Available data: Begin

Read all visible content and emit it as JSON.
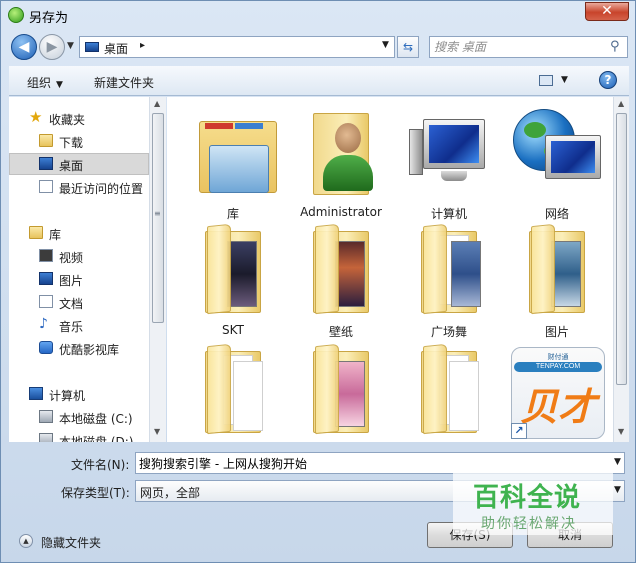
{
  "window": {
    "title": "另存为",
    "close_glyph": "✕"
  },
  "address_bar": {
    "crumbs": [
      "桌面"
    ],
    "separator": "▸"
  },
  "search": {
    "placeholder": "搜索 桌面"
  },
  "toolbar": {
    "organize_label": "组织",
    "new_folder_label": "新建文件夹",
    "help_label": "?"
  },
  "nav_pane": {
    "items": [
      {
        "label": "收藏夹",
        "icon": "star-icon"
      },
      {
        "label": "下载",
        "icon": "download-folder-icon"
      },
      {
        "label": "桌面",
        "icon": "desktop-icon",
        "selected": true
      },
      {
        "label": "最近访问的位置",
        "icon": "recent-places-icon"
      },
      {
        "label": "库",
        "icon": "library-icon"
      },
      {
        "label": "视频",
        "icon": "video-icon"
      },
      {
        "label": "图片",
        "icon": "picture-icon"
      },
      {
        "label": "文档",
        "icon": "document-icon"
      },
      {
        "label": "音乐",
        "icon": "music-icon"
      },
      {
        "label": "优酷影视库",
        "icon": "youku-icon"
      },
      {
        "label": "计算机",
        "icon": "computer-icon"
      },
      {
        "label": "本地磁盘 (C:)",
        "icon": "drive-icon"
      },
      {
        "label": "本地磁盘 (D:)",
        "icon": "drive-icon"
      }
    ]
  },
  "content": {
    "items": [
      {
        "label": "库",
        "icon": "libraries-icon"
      },
      {
        "label": "Administrator",
        "icon": "user-folder-icon"
      },
      {
        "label": "计算机",
        "icon": "computer-icon"
      },
      {
        "label": "网络",
        "icon": "network-icon"
      },
      {
        "label": "SKT",
        "icon": "folder-icon"
      },
      {
        "label": "壁纸",
        "icon": "folder-icon"
      },
      {
        "label": "广场舞",
        "icon": "folder-icon"
      },
      {
        "label": "图片",
        "icon": "folder-icon"
      },
      {
        "label": "",
        "icon": "folder-icon"
      },
      {
        "label": "",
        "icon": "folder-icon"
      },
      {
        "label": "",
        "icon": "folder-icon"
      },
      {
        "label": "",
        "icon": "tenpay-shortcut-icon",
        "logo_band": "TENPAY.COM",
        "logo_text": "财付通",
        "logo_glyph": "贝才"
      }
    ]
  },
  "form": {
    "filename_label": "文件名(N):",
    "filename_value": "搜狗搜索引擎 - 上网从搜狗开始",
    "filetype_label": "保存类型(T):",
    "filetype_value": "网页，全部"
  },
  "footer": {
    "hide_folders_label": "隐藏文件夹",
    "save_label": "保存(S)",
    "cancel_label": "取消"
  },
  "watermark": {
    "title": "百科全说",
    "subtitle": "助你轻松解决"
  }
}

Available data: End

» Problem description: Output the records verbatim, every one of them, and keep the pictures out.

» Reply to the exercise:
Read all visible content and emit it as JSON.
{
  "window": {
    "title": "另存为",
    "close_glyph": "✕"
  },
  "address_bar": {
    "crumbs": [
      "桌面"
    ],
    "separator": "▸"
  },
  "search": {
    "placeholder": "搜索 桌面"
  },
  "toolbar": {
    "organize_label": "组织",
    "new_folder_label": "新建文件夹",
    "help_label": "?"
  },
  "nav_pane": {
    "items": [
      {
        "label": "收藏夹",
        "icon": "star-icon"
      },
      {
        "label": "下载",
        "icon": "download-folder-icon"
      },
      {
        "label": "桌面",
        "icon": "desktop-icon",
        "selected": true
      },
      {
        "label": "最近访问的位置",
        "icon": "recent-places-icon"
      },
      {
        "label": "库",
        "icon": "library-icon"
      },
      {
        "label": "视频",
        "icon": "video-icon"
      },
      {
        "label": "图片",
        "icon": "picture-icon"
      },
      {
        "label": "文档",
        "icon": "document-icon"
      },
      {
        "label": "音乐",
        "icon": "music-icon"
      },
      {
        "label": "优酷影视库",
        "icon": "youku-icon"
      },
      {
        "label": "计算机",
        "icon": "computer-icon"
      },
      {
        "label": "本地磁盘 (C:)",
        "icon": "drive-icon"
      },
      {
        "label": "本地磁盘 (D:)",
        "icon": "drive-icon"
      }
    ]
  },
  "content": {
    "items": [
      {
        "label": "库",
        "icon": "libraries-icon"
      },
      {
        "label": "Administrator",
        "icon": "user-folder-icon"
      },
      {
        "label": "计算机",
        "icon": "computer-icon"
      },
      {
        "label": "网络",
        "icon": "network-icon"
      },
      {
        "label": "SKT",
        "icon": "folder-icon"
      },
      {
        "label": "壁纸",
        "icon": "folder-icon"
      },
      {
        "label": "广场舞",
        "icon": "folder-icon"
      },
      {
        "label": "图片",
        "icon": "folder-icon"
      },
      {
        "label": "",
        "icon": "folder-icon"
      },
      {
        "label": "",
        "icon": "folder-icon"
      },
      {
        "label": "",
        "icon": "folder-icon"
      },
      {
        "label": "",
        "icon": "tenpay-shortcut-icon",
        "logo_band": "TENPAY.COM",
        "logo_text": "财付通",
        "logo_glyph": "贝才"
      }
    ]
  },
  "form": {
    "filename_label": "文件名(N):",
    "filename_value": "搜狗搜索引擎 - 上网从搜狗开始",
    "filetype_label": "保存类型(T):",
    "filetype_value": "网页，全部"
  },
  "footer": {
    "hide_folders_label": "隐藏文件夹",
    "save_label": "保存(S)",
    "cancel_label": "取消"
  },
  "watermark": {
    "title": "百科全说",
    "subtitle": "助你轻松解决"
  }
}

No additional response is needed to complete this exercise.